FROM Michael Nachmanoff
Crack Sentencing Reforms Take Effect Twelve thousand inmates are eligible for release from federal prisons due to reforms of sentencing laws for crack cocaine. Cocaine is illegal in all its forms but, in federal sentencing law, there's a disparity between crack and powder. The penalty for possession or distribution of crack used to be 100 times greater than for powder. Critics called the old laws unfair, especially to African-Americans. Now, the difference is just 18 to one. Congress made the change a year ago. Now the Sentencing Commission has made the change retroactive . Michael Nachmanoff is the federal public defender for the Eastern District of Virginia.
Terrorism and tweets, hate speech and murder Just days before an election, Britain is coping with a rash of deadly terrorism, and Prime Minister Theresa May is on the defensive.
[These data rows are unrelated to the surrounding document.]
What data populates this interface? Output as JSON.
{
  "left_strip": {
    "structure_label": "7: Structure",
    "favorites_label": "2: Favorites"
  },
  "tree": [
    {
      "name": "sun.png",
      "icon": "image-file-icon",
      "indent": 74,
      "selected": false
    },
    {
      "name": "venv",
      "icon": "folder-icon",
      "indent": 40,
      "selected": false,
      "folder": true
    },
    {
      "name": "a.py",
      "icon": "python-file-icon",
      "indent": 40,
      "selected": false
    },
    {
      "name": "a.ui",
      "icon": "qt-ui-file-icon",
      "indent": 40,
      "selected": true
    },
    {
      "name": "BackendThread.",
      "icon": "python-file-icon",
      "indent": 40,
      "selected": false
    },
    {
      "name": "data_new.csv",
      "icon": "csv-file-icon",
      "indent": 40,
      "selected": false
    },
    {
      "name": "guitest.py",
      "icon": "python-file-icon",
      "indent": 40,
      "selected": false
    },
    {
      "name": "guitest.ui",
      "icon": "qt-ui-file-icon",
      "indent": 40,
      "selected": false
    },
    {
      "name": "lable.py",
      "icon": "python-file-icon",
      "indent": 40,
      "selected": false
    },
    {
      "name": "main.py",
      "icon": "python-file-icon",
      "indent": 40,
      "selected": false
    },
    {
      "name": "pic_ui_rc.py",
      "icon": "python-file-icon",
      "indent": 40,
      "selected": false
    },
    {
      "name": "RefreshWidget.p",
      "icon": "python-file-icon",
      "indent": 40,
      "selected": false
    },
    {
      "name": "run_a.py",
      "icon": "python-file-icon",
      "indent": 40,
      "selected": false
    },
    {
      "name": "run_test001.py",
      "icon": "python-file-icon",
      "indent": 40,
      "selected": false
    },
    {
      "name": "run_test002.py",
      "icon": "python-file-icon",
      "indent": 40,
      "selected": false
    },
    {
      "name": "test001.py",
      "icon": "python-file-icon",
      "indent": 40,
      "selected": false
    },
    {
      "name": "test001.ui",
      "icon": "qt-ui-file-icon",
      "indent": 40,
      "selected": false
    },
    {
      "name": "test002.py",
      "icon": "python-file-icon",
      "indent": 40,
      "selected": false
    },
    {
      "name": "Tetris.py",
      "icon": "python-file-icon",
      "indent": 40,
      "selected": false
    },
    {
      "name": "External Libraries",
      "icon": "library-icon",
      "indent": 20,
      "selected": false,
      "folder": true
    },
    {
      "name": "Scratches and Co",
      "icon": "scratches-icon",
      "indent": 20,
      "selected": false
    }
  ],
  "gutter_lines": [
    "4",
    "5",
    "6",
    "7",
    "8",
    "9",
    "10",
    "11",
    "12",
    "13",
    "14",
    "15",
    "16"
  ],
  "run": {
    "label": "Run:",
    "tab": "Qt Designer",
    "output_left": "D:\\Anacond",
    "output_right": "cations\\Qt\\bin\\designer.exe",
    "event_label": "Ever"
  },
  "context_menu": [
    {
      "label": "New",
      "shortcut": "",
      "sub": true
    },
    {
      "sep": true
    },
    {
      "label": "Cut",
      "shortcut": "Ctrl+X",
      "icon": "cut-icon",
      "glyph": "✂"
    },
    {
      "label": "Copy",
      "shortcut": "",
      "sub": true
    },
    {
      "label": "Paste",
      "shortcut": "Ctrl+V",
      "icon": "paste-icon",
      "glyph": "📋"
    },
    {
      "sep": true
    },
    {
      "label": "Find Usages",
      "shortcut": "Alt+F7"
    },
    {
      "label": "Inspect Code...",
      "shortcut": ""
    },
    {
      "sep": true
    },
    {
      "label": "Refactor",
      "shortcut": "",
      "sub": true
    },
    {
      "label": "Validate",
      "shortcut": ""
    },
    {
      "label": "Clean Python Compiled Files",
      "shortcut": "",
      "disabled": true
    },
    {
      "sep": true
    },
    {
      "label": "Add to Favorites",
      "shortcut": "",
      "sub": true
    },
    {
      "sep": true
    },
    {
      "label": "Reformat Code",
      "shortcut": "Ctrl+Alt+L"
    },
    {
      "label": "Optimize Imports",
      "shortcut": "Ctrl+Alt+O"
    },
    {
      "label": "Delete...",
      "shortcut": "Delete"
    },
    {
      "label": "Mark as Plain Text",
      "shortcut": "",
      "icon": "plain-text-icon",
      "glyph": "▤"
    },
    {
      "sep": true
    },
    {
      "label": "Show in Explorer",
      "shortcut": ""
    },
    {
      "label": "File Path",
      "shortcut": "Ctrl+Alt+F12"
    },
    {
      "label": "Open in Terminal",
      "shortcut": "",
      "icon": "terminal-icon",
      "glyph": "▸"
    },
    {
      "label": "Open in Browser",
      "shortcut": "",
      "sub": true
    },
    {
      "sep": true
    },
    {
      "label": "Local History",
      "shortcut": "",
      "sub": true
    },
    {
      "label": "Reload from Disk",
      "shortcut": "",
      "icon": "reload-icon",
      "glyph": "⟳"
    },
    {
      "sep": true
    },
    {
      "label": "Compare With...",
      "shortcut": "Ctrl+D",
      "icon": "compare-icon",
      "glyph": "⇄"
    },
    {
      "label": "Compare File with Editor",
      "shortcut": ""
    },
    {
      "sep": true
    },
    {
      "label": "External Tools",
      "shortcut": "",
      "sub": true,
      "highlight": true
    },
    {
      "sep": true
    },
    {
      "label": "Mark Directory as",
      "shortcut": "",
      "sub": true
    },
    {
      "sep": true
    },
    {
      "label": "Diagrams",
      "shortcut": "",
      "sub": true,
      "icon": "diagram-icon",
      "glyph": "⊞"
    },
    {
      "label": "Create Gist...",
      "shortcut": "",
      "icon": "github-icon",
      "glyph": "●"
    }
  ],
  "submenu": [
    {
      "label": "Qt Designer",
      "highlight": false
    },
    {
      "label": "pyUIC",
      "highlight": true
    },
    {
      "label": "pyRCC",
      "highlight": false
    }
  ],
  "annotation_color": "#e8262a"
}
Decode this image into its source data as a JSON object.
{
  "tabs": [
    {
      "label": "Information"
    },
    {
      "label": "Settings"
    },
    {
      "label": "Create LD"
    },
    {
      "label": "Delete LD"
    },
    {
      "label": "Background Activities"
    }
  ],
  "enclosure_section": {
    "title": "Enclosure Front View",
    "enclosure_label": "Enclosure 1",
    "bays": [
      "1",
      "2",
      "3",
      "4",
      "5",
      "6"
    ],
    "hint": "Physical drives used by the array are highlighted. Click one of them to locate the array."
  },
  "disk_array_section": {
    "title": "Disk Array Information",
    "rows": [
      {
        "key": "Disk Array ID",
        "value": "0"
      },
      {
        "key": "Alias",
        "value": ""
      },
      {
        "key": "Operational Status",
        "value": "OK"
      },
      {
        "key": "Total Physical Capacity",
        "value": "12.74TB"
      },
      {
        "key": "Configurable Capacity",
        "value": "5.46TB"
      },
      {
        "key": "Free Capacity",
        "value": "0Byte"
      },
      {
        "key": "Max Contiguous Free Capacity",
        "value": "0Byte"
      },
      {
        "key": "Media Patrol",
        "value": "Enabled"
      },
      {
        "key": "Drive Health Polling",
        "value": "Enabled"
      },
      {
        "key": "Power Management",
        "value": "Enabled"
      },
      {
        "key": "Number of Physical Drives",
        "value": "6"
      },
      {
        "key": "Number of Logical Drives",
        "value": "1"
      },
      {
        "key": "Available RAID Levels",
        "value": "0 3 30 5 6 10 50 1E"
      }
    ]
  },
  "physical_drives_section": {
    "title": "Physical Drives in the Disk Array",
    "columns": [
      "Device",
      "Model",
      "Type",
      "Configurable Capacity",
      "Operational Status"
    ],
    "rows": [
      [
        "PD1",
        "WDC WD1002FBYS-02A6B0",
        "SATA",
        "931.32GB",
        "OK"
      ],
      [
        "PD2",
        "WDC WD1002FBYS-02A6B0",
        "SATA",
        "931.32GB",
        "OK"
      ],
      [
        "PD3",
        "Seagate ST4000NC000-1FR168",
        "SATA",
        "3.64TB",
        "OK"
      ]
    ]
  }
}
And again today, President Trump has tweeted criticism of the Mayor of London. Later, a double murder in Portland, Oregon has revealed the ugly past of a supposedly “progressive” city. One immediate question: is “hate speech” protected by the First Amendment?
The longest US war: Will Trump send more troops to Afghanistan? The Trump White House is divided over the Pentagon's request for more troops in Afghanistan—where the US has been fighting for the past 16 years. Is there a formula -- either for "victory" or a political settlement? Is there an end in sight for America's longest war?
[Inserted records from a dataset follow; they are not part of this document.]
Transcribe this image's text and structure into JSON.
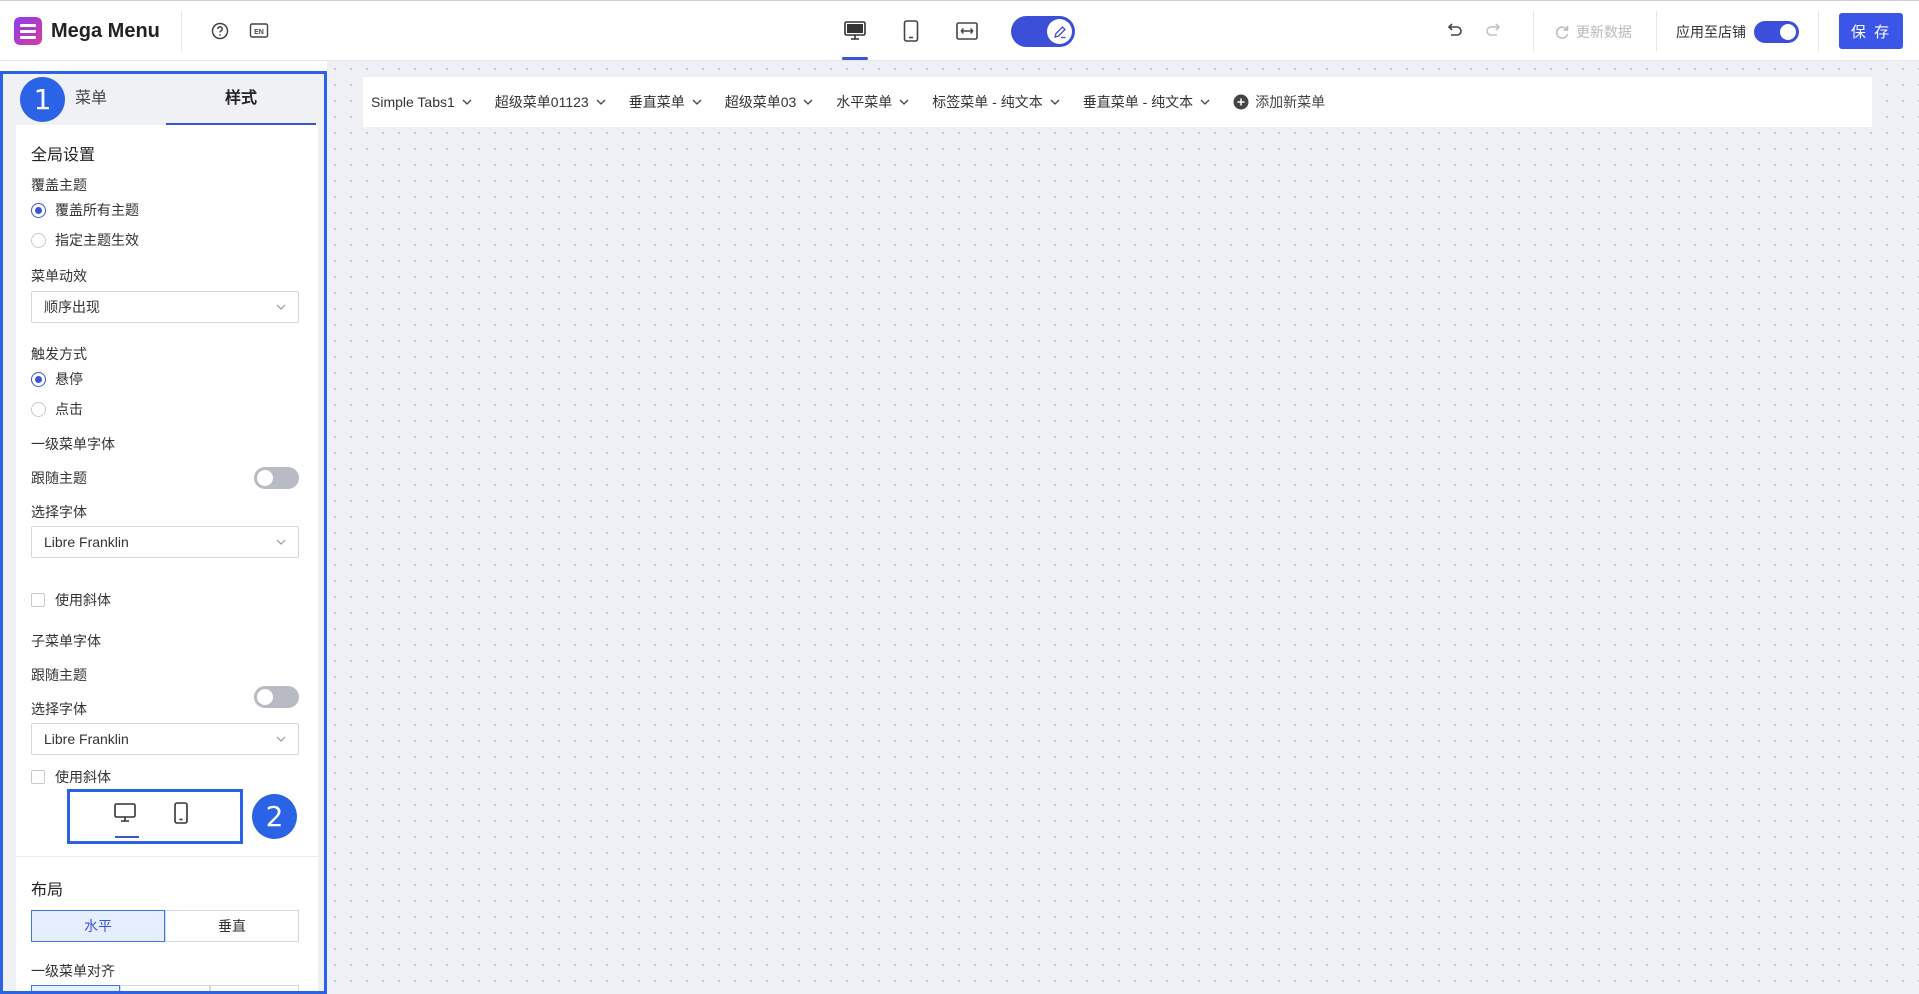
{
  "header": {
    "app_title": "Mega Menu",
    "help_icon": "help-circle-icon",
    "lang_icon": "language-en-icon",
    "lang_label": "EN",
    "devices": [
      "desktop-icon",
      "tablet-icon",
      "fit-width-icon"
    ],
    "active_device": "desktop",
    "edit_toggle_on": true,
    "refresh_label": "更新数据",
    "apply_label": "应用至店铺",
    "apply_toggle_on": true,
    "save_label": "保 存",
    "accent_color": "#3b55e6"
  },
  "menu_bar": {
    "items": [
      "Simple Tabs1",
      "超级菜单01123",
      "垂直菜单",
      "超级菜单03",
      "水平菜单",
      "标签菜单 - 纯文本",
      "垂直菜单 - 纯文本"
    ],
    "add_label": "添加新菜单"
  },
  "sidebar": {
    "tabs": [
      "菜单",
      "样式"
    ],
    "active_tab": "样式",
    "badge_1": "1",
    "badge_2": "2",
    "global_title": "全局设置",
    "override_theme_label": "覆盖主题",
    "override_options": [
      "覆盖所有主题",
      "指定主题生效"
    ],
    "override_selected": "覆盖所有主题",
    "animation_label": "菜单动效",
    "animation_value": "顺序出现",
    "trigger_label": "触发方式",
    "trigger_options": [
      "悬停",
      "点击"
    ],
    "trigger_selected": "悬停",
    "level1_font_label": "一级菜单字体",
    "follow_theme_label": "跟随主题",
    "choose_font_label": "选择字体",
    "level1_font_value": "Libre Franklin",
    "italic_label": "使用斜体",
    "sub_font_label": "子菜单字体",
    "sub_font_value": "Libre Franklin",
    "layout_title": "布局",
    "layout_options": [
      "水平",
      "垂直"
    ],
    "layout_selected": "水平",
    "align_label": "一级菜单对齐"
  }
}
Who's to blame for the opioid crisis? Some of the lawyers who took on Big Tobacco are now going after Big Pharma. It’s all about the deadly epidemic of opioid use. Are the drug companies to blame? What about the users? Later, on today’s Talking Point: making sense of Britain’s upset election.